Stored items
=== Section Start ===
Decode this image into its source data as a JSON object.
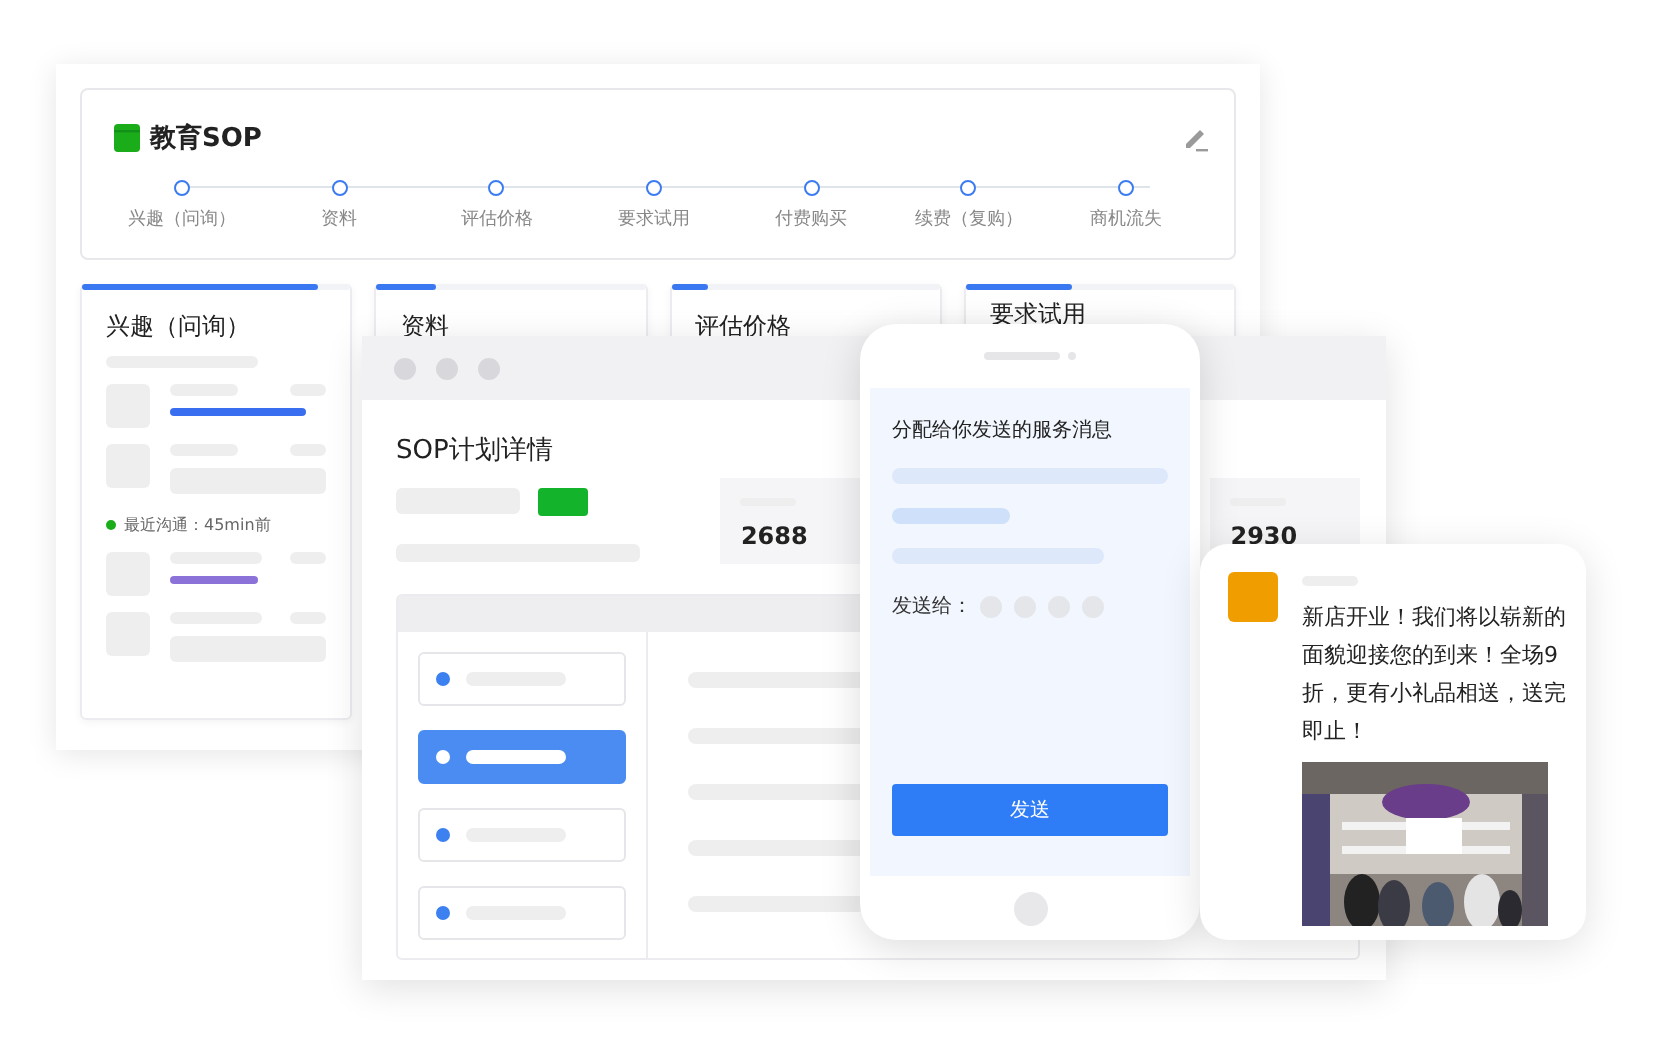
{
  "sop": {
    "title": "教育SOP",
    "steps": [
      "兴趣（问询）",
      "资料",
      "评估价格",
      "要求试用",
      "付费购买",
      "续费（复购）",
      "商机流失"
    ]
  },
  "stages": [
    {
      "title": "兴趣（问询）",
      "level": 0.88
    },
    {
      "title": "资料",
      "level": 0.22
    },
    {
      "title": "评估价格",
      "level": 0.14
    },
    {
      "title": "要求试用",
      "level": 0.4
    }
  ],
  "stage_card": {
    "status": "最近沟通：45min前"
  },
  "detail_window": {
    "title": "SOP计划详情",
    "stats": [
      "2688",
      "2930"
    ],
    "list": [
      {
        "selected": false
      },
      {
        "selected": true
      },
      {
        "selected": false
      },
      {
        "selected": false
      }
    ]
  },
  "phone": {
    "title": "分配给你发送的服务消息",
    "recipients_label": "发送给：",
    "button": "发送"
  },
  "message": {
    "text": "新店开业！我们将以崭新的面貌迎接您的到来！全场9折，更有小礼品相送，送完即止！"
  }
}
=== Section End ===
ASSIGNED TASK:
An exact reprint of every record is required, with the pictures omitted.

YOUR RESPONSE:
Decode this image into its source data as a JSON object.
{
  "sop": {
    "title": "教育SOP",
    "steps": [
      "兴趣（问询）",
      "资料",
      "评估价格",
      "要求试用",
      "付费购买",
      "续费（复购）",
      "商机流失"
    ]
  },
  "stages": [
    {
      "title": "兴趣（问询）",
      "level": 0.88
    },
    {
      "title": "资料",
      "level": 0.22
    },
    {
      "title": "评估价格",
      "level": 0.14
    },
    {
      "title": "要求试用",
      "level": 0.4
    }
  ],
  "stage_card": {
    "status": "最近沟通：45min前"
  },
  "detail_window": {
    "title": "SOP计划详情",
    "stats": [
      "2688",
      "2930"
    ],
    "list": [
      {
        "selected": false
      },
      {
        "selected": true
      },
      {
        "selected": false
      },
      {
        "selected": false
      }
    ]
  },
  "phone": {
    "title": "分配给你发送的服务消息",
    "recipients_label": "发送给：",
    "button": "发送"
  },
  "message": {
    "text": "新店开业！我们将以崭新的面貌迎接您的到来！全场9折，更有小礼品相送，送完即止！"
  }
}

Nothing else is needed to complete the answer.